First of all, this has already been an interesting and challenging journey, and I don’t for a second think that it is anywhere nearing the end. I arrived in this class with no idea where it would take me; I still feel a little bit unsure where the classes will go from here.
When I was asked in the first class what I wanted to gain from this subject I said “I like the idea of changing the way I think about design”. I have definitely been challenged in that way to question things that I see and hear about, I definitely didn’t expect it to be such an enjoyable change in thinking.
The world is in no way a perfect place, to begin thinking like an activist is to see that there is an endless amount of work to be done in all corners of the globe.
Design was, to me, just the process of making a useful and visually appealing product. I have already changed my way of thinking to some degree, realising that design is a much more involved concept. Design can change people’s lives, design can change things for the better in a much more important way than I have ever thought of before.

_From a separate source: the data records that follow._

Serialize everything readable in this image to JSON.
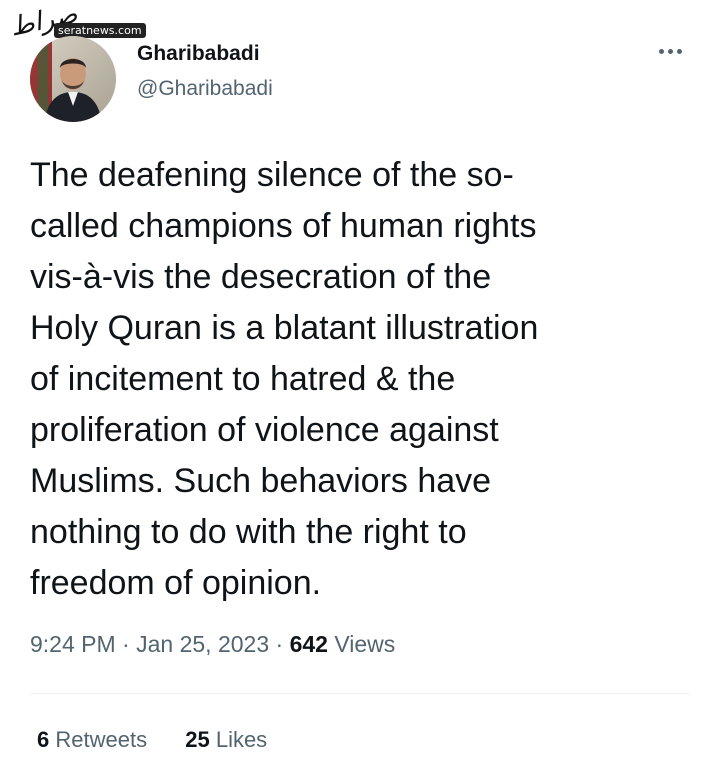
{
  "watermark": {
    "logo": "صراط",
    "url": "seratnews.com"
  },
  "author": {
    "display_name": "Gharibabadi",
    "handle": "@Gharibabadi"
  },
  "more_icon": "more-horizontal-icon",
  "tweet": {
    "text": "The deafening silence of the so-\ncalled champions of human rights\nvis-à-vis the desecration of the\nHoly Quran is a blatant illustration\nof incitement to hatred & the\nproliferation of violence against\nMuslims. Such behaviors have\nnothing to do with the right to\nfreedom of opinion."
  },
  "meta": {
    "time": "9:24 PM",
    "date": "Jan 25, 2023",
    "views_count": "642",
    "views_label": "Views",
    "separator": "·"
  },
  "stats": {
    "retweets_count": "6",
    "retweets_label": "Retweets",
    "likes_count": "25",
    "likes_label": "Likes"
  },
  "colors": {
    "text_primary": "#0f1419",
    "text_secondary": "#536471",
    "divider": "#eff3f4"
  }
}
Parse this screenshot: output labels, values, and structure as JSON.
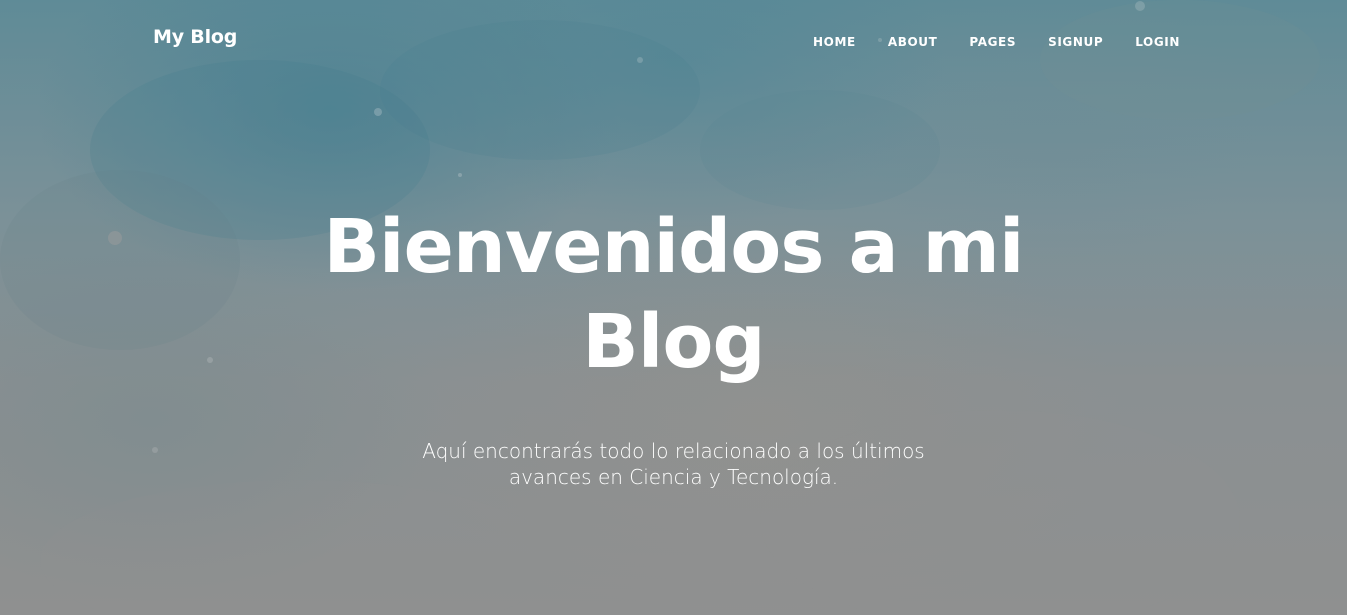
{
  "navbar": {
    "brand": "My Blog",
    "items": [
      {
        "label": "HOME"
      },
      {
        "label": "ABOUT"
      },
      {
        "label": "PAGES"
      },
      {
        "label": "SIGNUP"
      },
      {
        "label": "LOGIN"
      }
    ]
  },
  "hero": {
    "title": "Bienvenidos a mi Blog",
    "subtitle": "Aquí encontrarás todo lo relacionado a los últimos avances en Ciencia y Tecnología."
  },
  "colors": {
    "text": "#ffffff",
    "background_top": "#5f8b97",
    "background_bottom": "#8f9090"
  }
}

I am enjoying this change in the way I think about design. I don’t think being an activist is something that happens without a lot of thought, but it seems to be able to provide a lot of joy and pride in whatever the focus is on.
The task of choosing to give up something that we believe needs to change was a very interesting one. I initially thought about coffee, that seemed like the most drastic substance that I think would be a massive challenge to get used to. After a bit of research I realised that the problems that have existed with the unfair way coffee beans were sourced had received quite a bit of attention. From what I read, were to a certain extent, a thing of the past.
I then brought my focus on a topic that is much more local. I had read a few articles over the past year dealing with the big chain grocery stores and their unquenchable thirst for dominance in the Australian food sector.
I have heard many stories about their ruthless methods of driving up their market share, which usually leave the farmer with even less money and control.
There are quite a few small grocers near to my house. Even with prices ever so slightly higher I will not be so short sighted with my food shopping, buying from these little guys will in the long run be a positive thing for the industry.